* **What the task requires**
Copy all lines of the listing that include the string "Full".

==============================

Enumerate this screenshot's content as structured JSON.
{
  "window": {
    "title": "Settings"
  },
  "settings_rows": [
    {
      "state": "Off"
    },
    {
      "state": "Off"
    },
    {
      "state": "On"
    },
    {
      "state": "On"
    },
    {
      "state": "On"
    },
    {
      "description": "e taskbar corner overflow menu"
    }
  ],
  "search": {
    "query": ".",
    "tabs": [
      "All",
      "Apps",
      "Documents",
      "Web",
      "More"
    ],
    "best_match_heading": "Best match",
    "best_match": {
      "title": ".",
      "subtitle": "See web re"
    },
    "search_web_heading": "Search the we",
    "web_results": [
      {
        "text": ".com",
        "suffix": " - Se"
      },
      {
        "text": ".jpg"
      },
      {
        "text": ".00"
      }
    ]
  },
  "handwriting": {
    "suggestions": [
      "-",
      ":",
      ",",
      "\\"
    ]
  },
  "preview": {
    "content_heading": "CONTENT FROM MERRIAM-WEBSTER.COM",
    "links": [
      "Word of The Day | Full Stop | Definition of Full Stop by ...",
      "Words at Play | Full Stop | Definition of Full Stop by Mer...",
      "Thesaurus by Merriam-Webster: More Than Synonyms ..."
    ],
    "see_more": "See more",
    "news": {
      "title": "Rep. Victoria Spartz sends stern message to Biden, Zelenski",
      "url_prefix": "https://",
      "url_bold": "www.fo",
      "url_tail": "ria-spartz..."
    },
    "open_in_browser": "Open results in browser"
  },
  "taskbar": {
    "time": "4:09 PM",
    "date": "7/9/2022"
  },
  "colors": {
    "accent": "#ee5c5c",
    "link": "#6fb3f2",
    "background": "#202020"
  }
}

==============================

* **Exercise solution**
      "Word of The Day | Full Stop | Definition of Full Stop by ...",
      "Words at Play | Full Stop | Definition of Full Stop by Mer...",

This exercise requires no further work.